*Brief:* What you return must match the listing below line for line, minus its pictures.

*Materials provided:*
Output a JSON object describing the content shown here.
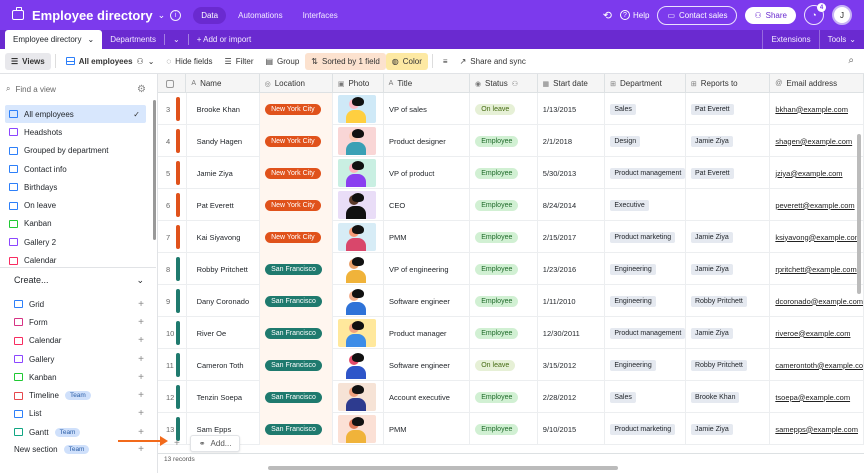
{
  "app": {
    "title": "Employee directory",
    "nav_tabs": [
      "Data",
      "Automations",
      "Interfaces"
    ],
    "help_label": "Help",
    "contact_sales_label": "Contact sales",
    "share_label": "Share",
    "notification_count": "4",
    "user_initial": "J"
  },
  "tables": {
    "active": "Employee directory",
    "other": "Departments",
    "add_label": "+ Add or import",
    "extensions_label": "Extensions",
    "tools_label": "Tools"
  },
  "toolbar": {
    "views_label": "Views",
    "view_name": "All employees",
    "hide_fields": "Hide fields",
    "filter": "Filter",
    "group": "Group",
    "sorted": "Sorted by 1 field",
    "color": "Color",
    "share_sync": "Share and sync"
  },
  "sidebar": {
    "find_placeholder": "Find a view",
    "views": [
      {
        "label": "All employees",
        "color": "#2d7ff9"
      },
      {
        "label": "Headshots",
        "color": "#8b46ff"
      },
      {
        "label": "Grouped by department",
        "color": "#2d7ff9"
      },
      {
        "label": "Contact info",
        "color": "#2d7ff9"
      },
      {
        "label": "Birthdays",
        "color": "#2d7ff9"
      },
      {
        "label": "On leave",
        "color": "#2d7ff9"
      },
      {
        "label": "Kanban",
        "color": "#20c933"
      },
      {
        "label": "Gallery 2",
        "color": "#8b46ff"
      },
      {
        "label": "Calendar",
        "color": "#f82b60"
      }
    ],
    "create_label": "Create...",
    "create_items": [
      {
        "label": "Grid",
        "color": "#2d7ff9",
        "team": ""
      },
      {
        "label": "Form",
        "color": "#d63384",
        "team": ""
      },
      {
        "label": "Calendar",
        "color": "#f82b60",
        "team": ""
      },
      {
        "label": "Gallery",
        "color": "#8b46ff",
        "team": ""
      },
      {
        "label": "Kanban",
        "color": "#20c933",
        "team": ""
      },
      {
        "label": "Timeline",
        "color": "#e5484d",
        "team": "Team"
      },
      {
        "label": "List",
        "color": "#2d7ff9",
        "team": ""
      },
      {
        "label": "Gantt",
        "color": "#11a683",
        "team": "Team"
      }
    ],
    "new_section_label": "New section",
    "new_section_team": "Team"
  },
  "grid": {
    "columns": [
      "Name",
      "Location",
      "Photo",
      "Title",
      "Status",
      "Start date",
      "Department",
      "Reports to",
      "Email address"
    ],
    "rows": [
      {
        "num": "3",
        "bar": "#e0521b",
        "name": "Brooke Khan",
        "loc": "New York City",
        "locColor": "#e0521b",
        "title": "VP of sales",
        "status": "On leave",
        "start": "1/13/2015",
        "dept": "Sales",
        "reports": "Pat Everett",
        "email": "bkhan@example.com",
        "photoBg": "#cfe9f7",
        "skin": "#ffb9c6",
        "body": "#ffcf40"
      },
      {
        "num": "4",
        "bar": "#e0521b",
        "name": "Sandy Hagen",
        "loc": "New York City",
        "locColor": "#e0521b",
        "title": "Product designer",
        "status": "Employee",
        "start": "2/1/2018",
        "dept": "Design",
        "reports": "Jamie Ziya",
        "email": "shagen@example.com",
        "photoBg": "#f9d6d6",
        "skin": "#fbc9b2",
        "body": "#3aa0b5"
      },
      {
        "num": "5",
        "bar": "#e0521b",
        "name": "Jamie Ziya",
        "loc": "New York City",
        "locColor": "#e0521b",
        "title": "VP of product",
        "status": "Employee",
        "start": "5/30/2013",
        "dept": "Product management",
        "reports": "Pat Everett",
        "email": "jziya@example.com",
        "photoBg": "#c9efe2",
        "skin": "#ffb0bd",
        "body": "#8a3ff0"
      },
      {
        "num": "6",
        "bar": "#e0521b",
        "name": "Pat Everett",
        "loc": "New York City",
        "locColor": "#e0521b",
        "title": "CEO",
        "status": "Employee",
        "start": "8/24/2014",
        "dept": "Executive",
        "reports": "",
        "email": "peverett@example.com",
        "photoBg": "#e9ddf7",
        "skin": "#5b3a2a",
        "body": "#111111"
      },
      {
        "num": "7",
        "bar": "#e0521b",
        "name": "Kai Siyavong",
        "loc": "New York City",
        "locColor": "#e0521b",
        "title": "PMM",
        "status": "Employee",
        "start": "2/15/2017",
        "dept": "Product marketing",
        "reports": "Jamie Ziya",
        "email": "ksiyavong@example.com",
        "photoBg": "#d7ecf6",
        "skin": "#f59a78",
        "body": "#d9476b"
      },
      {
        "num": "8",
        "bar": "#1f7a6e",
        "name": "Robby Pritchett",
        "loc": "San Francisco",
        "locColor": "#1f7a6e",
        "title": "VP of engineering",
        "status": "Employee",
        "start": "1/23/2016",
        "dept": "Engineering",
        "reports": "Jamie Ziya",
        "email": "rpritchett@example.com",
        "photoBg": "#ffffff",
        "skin": "#e9a06a",
        "body": "#f0b33a"
      },
      {
        "num": "9",
        "bar": "#1f7a6e",
        "name": "Dany Coronado",
        "loc": "San Francisco",
        "locColor": "#1f7a6e",
        "title": "Software engineer",
        "status": "Employee",
        "start": "1/11/2010",
        "dept": "Engineering",
        "reports": "Robby Pritchett",
        "email": "dcoronado@example.com",
        "photoBg": "#ffffff",
        "skin": "#f3b08f",
        "body": "#2f73d8"
      },
      {
        "num": "10",
        "bar": "#1f7a6e",
        "name": "River Oe",
        "loc": "San Francisco",
        "locColor": "#1f7a6e",
        "title": "Product manager",
        "status": "Employee",
        "start": "12/30/2011",
        "dept": "Product management",
        "reports": "Jamie Ziya",
        "email": "riveroe@example.com",
        "photoBg": "#ffe89c",
        "skin": "#f0a17f",
        "body": "#3c8ce7"
      },
      {
        "num": "11",
        "bar": "#1f7a6e",
        "name": "Cameron Toth",
        "loc": "San Francisco",
        "locColor": "#1f7a6e",
        "title": "Software engineer",
        "status": "On leave",
        "start": "3/15/2012",
        "dept": "Engineering",
        "reports": "Robby Pritchett",
        "email": "camerontoth@example.com",
        "photoBg": "#ffffff",
        "skin": "#e34b6b",
        "body": "#2e55c9"
      },
      {
        "num": "12",
        "bar": "#1f7a6e",
        "name": "Tenzin Soepa",
        "loc": "San Francisco",
        "locColor": "#1f7a6e",
        "title": "Account executive",
        "status": "Employee",
        "start": "2/28/2012",
        "dept": "Sales",
        "reports": "Brooke Khan",
        "email": "tsoepa@example.com",
        "photoBg": "#f6e3d6",
        "skin": "#f0a17f",
        "body": "#2d3b8f"
      },
      {
        "num": "13",
        "bar": "#1f7a6e",
        "name": "Sam Epps",
        "loc": "San Francisco",
        "locColor": "#1f7a6e",
        "title": "PMM",
        "status": "Employee",
        "start": "9/10/2015",
        "dept": "Product marketing",
        "reports": "Jamie Ziya",
        "email": "samepps@example.com",
        "photoBg": "#fbe0d5",
        "skin": "#e07a5a",
        "body": "#f0b33a"
      }
    ],
    "add_label": "Add...",
    "footer": "13 records",
    "status_colors": {
      "On leave": "#e6f0d6",
      "Employee": "#d1f0d3"
    },
    "status_text_colors": {
      "On leave": "#456b12",
      "Employee": "#1f6b2a"
    }
  }
}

*Output below:*
Output a JSON object describing the content shown here.
{
  "app": {
    "title": "Employee directory",
    "nav_tabs": [
      "Data",
      "Automations",
      "Interfaces"
    ],
    "help_label": "Help",
    "contact_sales_label": "Contact sales",
    "share_label": "Share",
    "notification_count": "4",
    "user_initial": "J"
  },
  "tables": {
    "active": "Employee directory",
    "other": "Departments",
    "add_label": "+ Add or import",
    "extensions_label": "Extensions",
    "tools_label": "Tools"
  },
  "toolbar": {
    "views_label": "Views",
    "view_name": "All employees",
    "hide_fields": "Hide fields",
    "filter": "Filter",
    "group": "Group",
    "sorted": "Sorted by 1 field",
    "color": "Color",
    "share_sync": "Share and sync"
  },
  "sidebar": {
    "find_placeholder": "Find a view",
    "views": [
      {
        "label": "All employees",
        "color": "#2d7ff9"
      },
      {
        "label": "Headshots",
        "color": "#8b46ff"
      },
      {
        "label": "Grouped by department",
        "color": "#2d7ff9"
      },
      {
        "label": "Contact info",
        "color": "#2d7ff9"
      },
      {
        "label": "Birthdays",
        "color": "#2d7ff9"
      },
      {
        "label": "On leave",
        "color": "#2d7ff9"
      },
      {
        "label": "Kanban",
        "color": "#20c933"
      },
      {
        "label": "Gallery 2",
        "color": "#8b46ff"
      },
      {
        "label": "Calendar",
        "color": "#f82b60"
      }
    ],
    "create_label": "Create...",
    "create_items": [
      {
        "label": "Grid",
        "color": "#2d7ff9",
        "team": ""
      },
      {
        "label": "Form",
        "color": "#d63384",
        "team": ""
      },
      {
        "label": "Calendar",
        "color": "#f82b60",
        "team": ""
      },
      {
        "label": "Gallery",
        "color": "#8b46ff",
        "team": ""
      },
      {
        "label": "Kanban",
        "color": "#20c933",
        "team": ""
      },
      {
        "label": "Timeline",
        "color": "#e5484d",
        "team": "Team"
      },
      {
        "label": "List",
        "color": "#2d7ff9",
        "team": ""
      },
      {
        "label": "Gantt",
        "color": "#11a683",
        "team": "Team"
      }
    ],
    "new_section_label": "New section",
    "new_section_team": "Team"
  },
  "grid": {
    "columns": [
      "Name",
      "Location",
      "Photo",
      "Title",
      "Status",
      "Start date",
      "Department",
      "Reports to",
      "Email address"
    ],
    "rows": [
      {
        "num": "3",
        "bar": "#e0521b",
        "name": "Brooke Khan",
        "loc": "New York City",
        "locColor": "#e0521b",
        "title": "VP of sales",
        "status": "On leave",
        "start": "1/13/2015",
        "dept": "Sales",
        "reports": "Pat Everett",
        "email": "bkhan@example.com",
        "photoBg": "#cfe9f7",
        "skin": "#ffb9c6",
        "body": "#ffcf40"
      },
      {
        "num": "4",
        "bar": "#e0521b",
        "name": "Sandy Hagen",
        "loc": "New York City",
        "locColor": "#e0521b",
        "title": "Product designer",
        "status": "Employee",
        "start": "2/1/2018",
        "dept": "Design",
        "reports": "Jamie Ziya",
        "email": "shagen@example.com",
        "photoBg": "#f9d6d6",
        "skin": "#fbc9b2",
        "body": "#3aa0b5"
      },
      {
        "num": "5",
        "bar": "#e0521b",
        "name": "Jamie Ziya",
        "loc": "New York City",
        "locColor": "#e0521b",
        "title": "VP of product",
        "status": "Employee",
        "start": "5/30/2013",
        "dept": "Product management",
        "reports": "Pat Everett",
        "email": "jziya@example.com",
        "photoBg": "#c9efe2",
        "skin": "#ffb0bd",
        "body": "#8a3ff0"
      },
      {
        "num": "6",
        "bar": "#e0521b",
        "name": "Pat Everett",
        "loc": "New York City",
        "locColor": "#e0521b",
        "title": "CEO",
        "status": "Employee",
        "start": "8/24/2014",
        "dept": "Executive",
        "reports": "",
        "email": "peverett@example.com",
        "photoBg": "#e9ddf7",
        "skin": "#5b3a2a",
        "body": "#111111"
      },
      {
        "num": "7",
        "bar": "#e0521b",
        "name": "Kai Siyavong",
        "loc": "New York City",
        "locColor": "#e0521b",
        "title": "PMM",
        "status": "Employee",
        "start": "2/15/2017",
        "dept": "Product marketing",
        "reports": "Jamie Ziya",
        "email": "ksiyavong@example.com",
        "photoBg": "#d7ecf6",
        "skin": "#f59a78",
        "body": "#d9476b"
      },
      {
        "num": "8",
        "bar": "#1f7a6e",
        "name": "Robby Pritchett",
        "loc": "San Francisco",
        "locColor": "#1f7a6e",
        "title": "VP of engineering",
        "status": "Employee",
        "start": "1/23/2016",
        "dept": "Engineering",
        "reports": "Jamie Ziya",
        "email": "rpritchett@example.com",
        "photoBg": "#ffffff",
        "skin": "#e9a06a",
        "body": "#f0b33a"
      },
      {
        "num": "9",
        "bar": "#1f7a6e",
        "name": "Dany Coronado",
        "loc": "San Francisco",
        "locColor": "#1f7a6e",
        "title": "Software engineer",
        "status": "Employee",
        "start": "1/11/2010",
        "dept": "Engineering",
        "reports": "Robby Pritchett",
        "email": "dcoronado@example.com",
        "photoBg": "#ffffff",
        "skin": "#f3b08f",
        "body": "#2f73d8"
      },
      {
        "num": "10",
        "bar": "#1f7a6e",
        "name": "River Oe",
        "loc": "San Francisco",
        "locColor": "#1f7a6e",
        "title": "Product manager",
        "status": "Employee",
        "start": "12/30/2011",
        "dept": "Product management",
        "reports": "Jamie Ziya",
        "email": "riveroe@example.com",
        "photoBg": "#ffe89c",
        "skin": "#f0a17f",
        "body": "#3c8ce7"
      },
      {
        "num": "11",
        "bar": "#1f7a6e",
        "name": "Cameron Toth",
        "loc": "San Francisco",
        "locColor": "#1f7a6e",
        "title": "Software engineer",
        "status": "On leave",
        "start": "3/15/2012",
        "dept": "Engineering",
        "reports": "Robby Pritchett",
        "email": "camerontoth@example.com",
        "photoBg": "#ffffff",
        "skin": "#e34b6b",
        "body": "#2e55c9"
      },
      {
        "num": "12",
        "bar": "#1f7a6e",
        "name": "Tenzin Soepa",
        "loc": "San Francisco",
        "locColor": "#1f7a6e",
        "title": "Account executive",
        "status": "Employee",
        "start": "2/28/2012",
        "dept": "Sales",
        "reports": "Brooke Khan",
        "email": "tsoepa@example.com",
        "photoBg": "#f6e3d6",
        "skin": "#f0a17f",
        "body": "#2d3b8f"
      },
      {
        "num": "13",
        "bar": "#1f7a6e",
        "name": "Sam Epps",
        "loc": "San Francisco",
        "locColor": "#1f7a6e",
        "title": "PMM",
        "status": "Employee",
        "start": "9/10/2015",
        "dept": "Product marketing",
        "reports": "Jamie Ziya",
        "email": "samepps@example.com",
        "photoBg": "#fbe0d5",
        "skin": "#e07a5a",
        "body": "#f0b33a"
      }
    ],
    "add_label": "Add...",
    "footer": "13 records",
    "status_colors": {
      "On leave": "#e6f0d6",
      "Employee": "#d1f0d3"
    },
    "status_text_colors": {
      "On leave": "#456b12",
      "Employee": "#1f6b2a"
    }
  }
}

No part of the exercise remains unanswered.